Yeddes, M. ; Lab. d''Autom. de Grenoble, CNRS, St. Martin d''Heres, France ; Alla, H. ; David, R.

The supervisory control theory, first introduced by Ramadge and Wonham (1987), is based on an automata concept. The aim of this theory is to synthesize a supervisor in order to respect some logic specifications. Control systems, however, are often distributed, for quite obvious reasons of performance, fault tolerance, and distribution of sensors and actuators to different physical locations. Thus, an extension of Ramadge and Wonham theory to decentralized supervisory control is used. In this case, when data transmission between different sites takes a non null time, the case study is more crucial. Therefore, it proves that it is difficult, if not impossible, to know by common sense whether global functioning is correct in order to respect the specifications. In the paper, supervisor synthesis is based not only on the controllable events but also by introducing and determining time periods in control models.

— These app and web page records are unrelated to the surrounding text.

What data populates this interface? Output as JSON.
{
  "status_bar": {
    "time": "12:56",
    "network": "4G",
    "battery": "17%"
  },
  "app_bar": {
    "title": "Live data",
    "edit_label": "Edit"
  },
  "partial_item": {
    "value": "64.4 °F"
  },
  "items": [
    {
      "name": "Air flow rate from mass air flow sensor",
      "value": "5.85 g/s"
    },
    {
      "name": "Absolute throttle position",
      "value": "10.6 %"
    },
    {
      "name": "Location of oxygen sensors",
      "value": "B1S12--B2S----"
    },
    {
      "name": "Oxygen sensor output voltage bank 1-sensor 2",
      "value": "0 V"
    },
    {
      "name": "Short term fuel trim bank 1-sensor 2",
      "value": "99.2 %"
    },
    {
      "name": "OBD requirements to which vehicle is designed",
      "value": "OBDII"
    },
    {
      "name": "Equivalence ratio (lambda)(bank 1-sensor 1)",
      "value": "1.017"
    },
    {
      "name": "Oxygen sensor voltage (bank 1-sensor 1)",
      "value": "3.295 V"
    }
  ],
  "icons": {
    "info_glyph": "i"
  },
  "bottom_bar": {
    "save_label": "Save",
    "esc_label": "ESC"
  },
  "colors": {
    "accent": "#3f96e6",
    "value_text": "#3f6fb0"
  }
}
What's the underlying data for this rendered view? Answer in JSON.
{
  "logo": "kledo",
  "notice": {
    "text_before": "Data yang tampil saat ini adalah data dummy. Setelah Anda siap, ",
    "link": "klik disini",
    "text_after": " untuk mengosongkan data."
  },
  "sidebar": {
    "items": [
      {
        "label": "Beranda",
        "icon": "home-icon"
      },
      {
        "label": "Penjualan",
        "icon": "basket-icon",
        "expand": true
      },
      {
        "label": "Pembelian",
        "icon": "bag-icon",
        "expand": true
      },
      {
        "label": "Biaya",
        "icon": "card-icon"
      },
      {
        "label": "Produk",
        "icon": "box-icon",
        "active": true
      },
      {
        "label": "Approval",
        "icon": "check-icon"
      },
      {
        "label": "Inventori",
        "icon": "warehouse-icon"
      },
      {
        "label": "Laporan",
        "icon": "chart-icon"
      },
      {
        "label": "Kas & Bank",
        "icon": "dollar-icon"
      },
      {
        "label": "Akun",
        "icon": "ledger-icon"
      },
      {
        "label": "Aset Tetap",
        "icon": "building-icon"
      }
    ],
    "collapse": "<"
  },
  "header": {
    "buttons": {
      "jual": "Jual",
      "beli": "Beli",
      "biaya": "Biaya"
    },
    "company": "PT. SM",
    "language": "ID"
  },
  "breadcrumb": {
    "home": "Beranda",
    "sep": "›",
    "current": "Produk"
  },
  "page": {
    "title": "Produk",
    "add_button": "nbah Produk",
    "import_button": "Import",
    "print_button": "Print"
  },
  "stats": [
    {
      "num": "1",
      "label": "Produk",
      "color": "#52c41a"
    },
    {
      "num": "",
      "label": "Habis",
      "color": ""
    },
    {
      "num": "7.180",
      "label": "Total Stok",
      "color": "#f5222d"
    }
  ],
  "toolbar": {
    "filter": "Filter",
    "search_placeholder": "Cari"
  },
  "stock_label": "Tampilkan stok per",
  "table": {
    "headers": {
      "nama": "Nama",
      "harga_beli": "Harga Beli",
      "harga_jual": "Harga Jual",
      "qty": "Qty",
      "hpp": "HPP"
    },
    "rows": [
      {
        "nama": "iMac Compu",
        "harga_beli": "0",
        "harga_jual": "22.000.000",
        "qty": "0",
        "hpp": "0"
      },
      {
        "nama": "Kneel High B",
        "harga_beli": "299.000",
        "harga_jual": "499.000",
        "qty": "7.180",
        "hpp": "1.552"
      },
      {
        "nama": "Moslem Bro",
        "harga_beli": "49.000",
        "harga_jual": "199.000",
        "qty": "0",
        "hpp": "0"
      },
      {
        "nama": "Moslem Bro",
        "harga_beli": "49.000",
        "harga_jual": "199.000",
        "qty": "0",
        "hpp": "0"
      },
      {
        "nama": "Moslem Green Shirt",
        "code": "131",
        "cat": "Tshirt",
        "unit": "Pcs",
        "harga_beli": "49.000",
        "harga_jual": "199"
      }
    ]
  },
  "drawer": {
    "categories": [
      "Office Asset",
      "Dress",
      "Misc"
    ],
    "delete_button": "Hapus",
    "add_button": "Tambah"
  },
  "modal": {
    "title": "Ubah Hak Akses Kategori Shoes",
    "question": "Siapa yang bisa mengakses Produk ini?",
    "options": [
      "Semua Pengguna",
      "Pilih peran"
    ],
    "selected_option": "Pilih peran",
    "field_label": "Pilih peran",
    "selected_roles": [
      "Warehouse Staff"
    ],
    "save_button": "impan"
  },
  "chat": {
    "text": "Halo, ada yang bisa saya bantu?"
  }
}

The role of these time periods is to absorb communication delays in such a way that these delays do not affect the role of the supervisor in respecting the specifications

Published in:

Intelligent Control/Intelligent Systems and Semiotics, 1999. Proceedings of the 1999 IEEE International Symposium on

Date of Conference:

1999